  • Melanie May - HGC Healthcare Consultants GmbH, Düsseldorf
  • Chiara Feig - HGC Healthcare Consultants GmbH, Versorgungsforschung, Düsseldorf
  • Dirk Maessen - Kyowa Kirin GmbH, Düsseldorf

17. Deutscher Kongress für Versorgungsforschung (DKVF). Berlin, 10.-12.10.2018. Düsseldorf: German Medical Science GMS Publishing House; 2018. Doc18dkvf388

doi: 10.3205/18dkvf388, urn:nbn:de:0183-18dkvf3888

Published: October 12, 2018

© 2018 Döß et al.
This is an Open Access article distributed under the terms of the Creative Commons Attribution 4.0 License. See license information at



Objectives: X-linked Hypophosphatemia (XLH) is a rare bone disease characterized by renal phosphate-wasting due to an excess of FGF23, a hormone that reduces serum levels of phosphorus and vitamin D. XLH can cause bone deformity, which tend to appear when children begin to grow. Accordingly, incident XLH patients are expected to be children. Previous SHI claims data analyses showed the mean age of 55 years of incident XLH patients. Hence, further analysis for the detection of incident XLH children was conducted.

Method: Based on the retrospective analysis of a six-year (2010-2015) database from the German SHI system, a representative sample of ~4 million insurant was obtained, representing approx. 5.5 % of the total German population. Patients received at least one full or semi-residential inpatient diagnosis or two confirmed outpatient diagnoses in different quarters of the year (E83.30 ICD-10 GM) and a continuous insurance coverage, except deceased patients. For detecting children with XLH different combinations of diagnoses, medication and procedures, associated with XLH, were analysed.

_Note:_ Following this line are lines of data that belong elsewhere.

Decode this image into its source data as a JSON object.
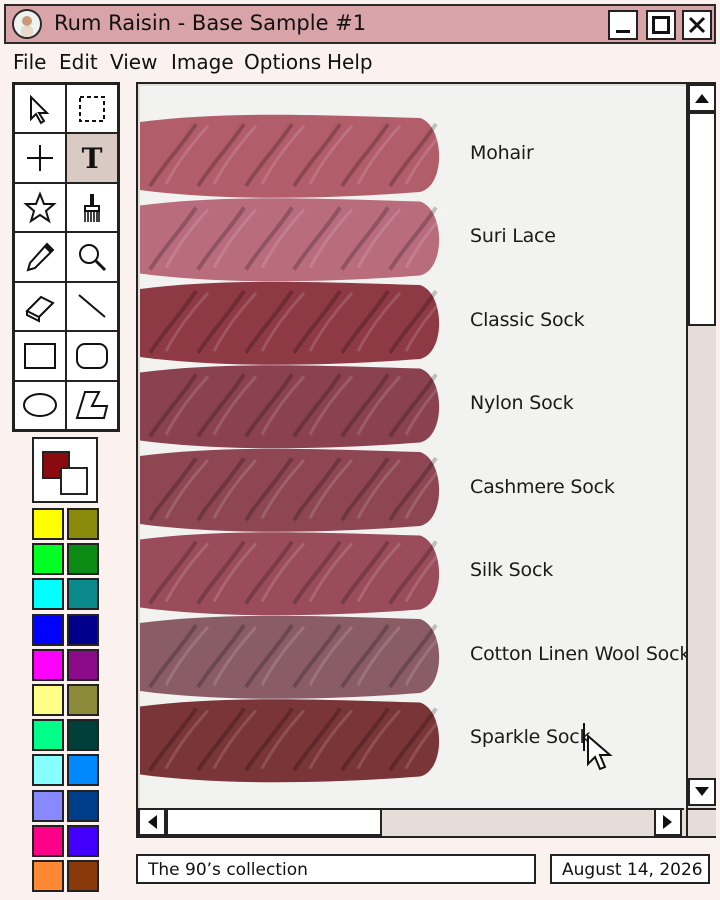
{
  "window": {
    "title": "Rum Raisin - Base Sample #1"
  },
  "menu": [
    "File",
    "Edit",
    "View",
    "Image",
    "Options",
    "Help"
  ],
  "tools": [
    {
      "name": "select-arrow-tool",
      "icon": "arrow-cursor-icon"
    },
    {
      "name": "marquee-select-tool",
      "icon": "dashed-rect-icon"
    },
    {
      "name": "crosshair-tool",
      "icon": "crosshair-icon"
    },
    {
      "name": "text-tool",
      "icon": "text-t-icon",
      "glyph": "T",
      "active": true
    },
    {
      "name": "star-tool",
      "icon": "star-icon"
    },
    {
      "name": "brush-tool",
      "icon": "brush-icon"
    },
    {
      "name": "pencil-tool",
      "icon": "pencil-icon"
    },
    {
      "name": "zoom-tool",
      "icon": "magnifier-icon"
    },
    {
      "name": "eraser-tool",
      "icon": "eraser-icon"
    },
    {
      "name": "line-tool",
      "icon": "line-icon"
    },
    {
      "name": "rectangle-tool",
      "icon": "rectangle-icon"
    },
    {
      "name": "rounded-rect-tool",
      "icon": "rounded-rect-icon"
    },
    {
      "name": "ellipse-tool",
      "icon": "ellipse-icon"
    },
    {
      "name": "polygon-tool",
      "icon": "polygon-icon"
    }
  ],
  "colors": {
    "foreground": "#8b0a10",
    "background": "#ffffff",
    "palette": [
      [
        "#ffff00",
        "#8a8a0c"
      ],
      [
        "#00ff22",
        "#0b8a14"
      ],
      [
        "#00ffff",
        "#0a8a8a"
      ],
      [
        "#0000ff",
        "#00008a"
      ],
      [
        "#ff00ff",
        "#8a0a8a"
      ],
      [
        "#ffff88",
        "#8a8a3a"
      ],
      [
        "#00ff88",
        "#003f3a"
      ],
      [
        "#88ffff",
        "#0088ff"
      ],
      [
        "#8888ff",
        "#003e8a"
      ],
      [
        "#ff0088",
        "#4400ff"
      ],
      [
        "#ff8833",
        "#8a3a0a"
      ]
    ]
  },
  "yarns": [
    {
      "label": "Mohair",
      "color": "#b25d6a"
    },
    {
      "label": "Suri Lace",
      "color": "#b86c7c"
    },
    {
      "label": "Classic Sock",
      "color": "#8e3a45"
    },
    {
      "label": "Nylon Sock",
      "color": "#8b4250"
    },
    {
      "label": "Cashmere Sock",
      "color": "#8e4653"
    },
    {
      "label": "Silk Sock",
      "color": "#9a4c5b"
    },
    {
      "label": "Cotton Linen Wool Sock",
      "color": "#8a5d66"
    },
    {
      "label": "Sparkle Sock",
      "color": "#7a3538"
    }
  ],
  "status": {
    "left": "The 90’s collection",
    "right": "August 14, 2026"
  }
}
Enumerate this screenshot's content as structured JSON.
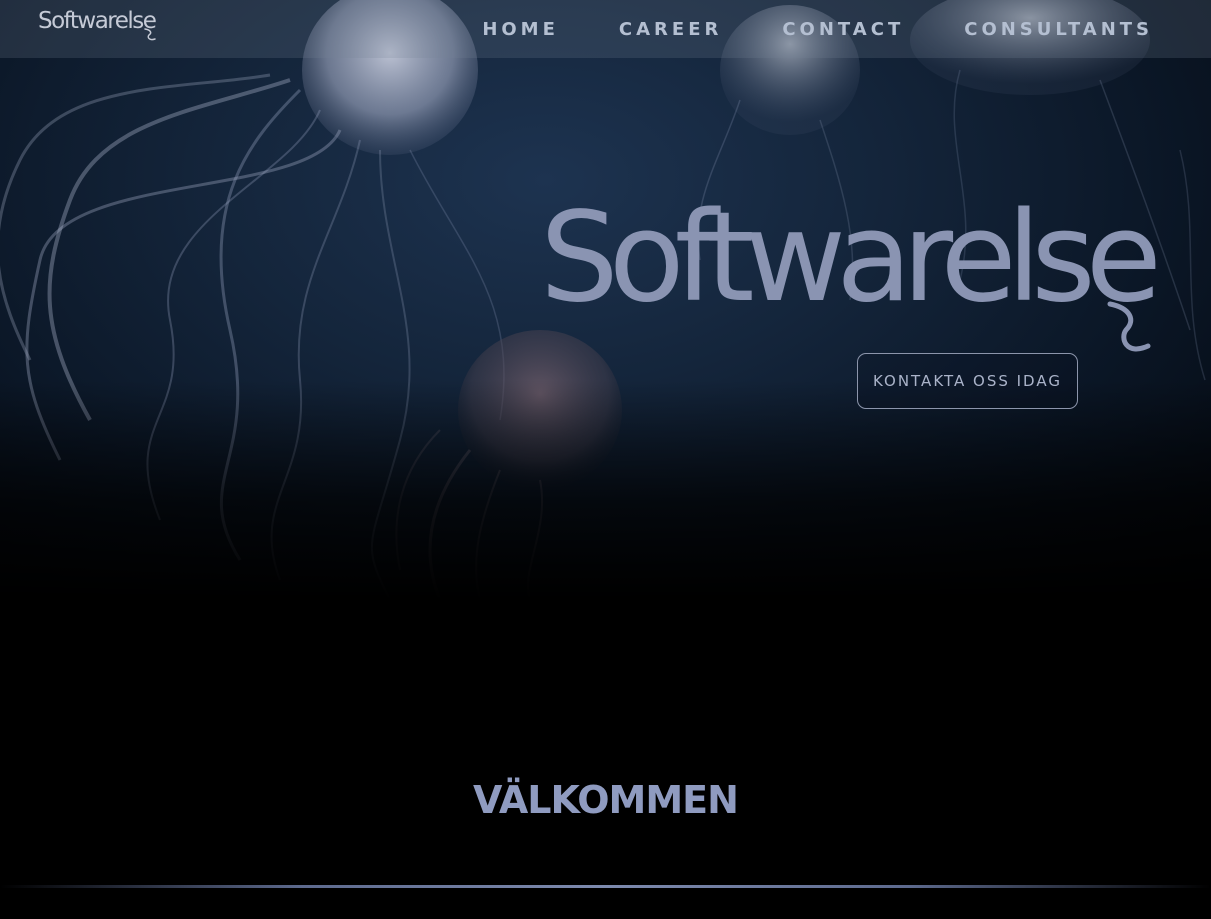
{
  "nav": {
    "logo_text": "Softwarelse",
    "links": [
      {
        "label": "HOME"
      },
      {
        "label": "CAREER"
      },
      {
        "label": "CONTACT"
      },
      {
        "label": "CONSULTANTS"
      }
    ]
  },
  "hero": {
    "wordmark": "Softwarelse",
    "cta_label": "KONTAKTA OSS IDAG",
    "background_image": "jellyfish-underwater"
  },
  "welcome": {
    "heading": "VÄLKOMMEN"
  },
  "colors": {
    "brand": "#8a94b2",
    "nav_text": "#b4bfd1",
    "heading": "#8f9bc0",
    "background": "#000000"
  }
}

Results: 136 patients with initial hereditary hypophosphatemia were found, which result in 2,176 XLH patients projected on the German population. The share of children amounts 17% of this cohort, whereof one third was found in the additional detection and had no coded XLH diagnosis. They were detected by sequelae of rickets (E64.3) as main diagnosis, followed by short stature (E34.3) and infantile idiopathic scoliosis (M41.0). Up to 40% of all XLH patients (independent of age) received defined specific medication (hormone or vitamins). Every second patient aged < 18 had no specific medication documented.

Conclusions: Further analysis revealed that a high share has no correct diagnosis documented. Up to 60% of all XLH patients are not treated sufficiently (independent of age) indicating a gap of care of XLH patients and a need for further disease awareness.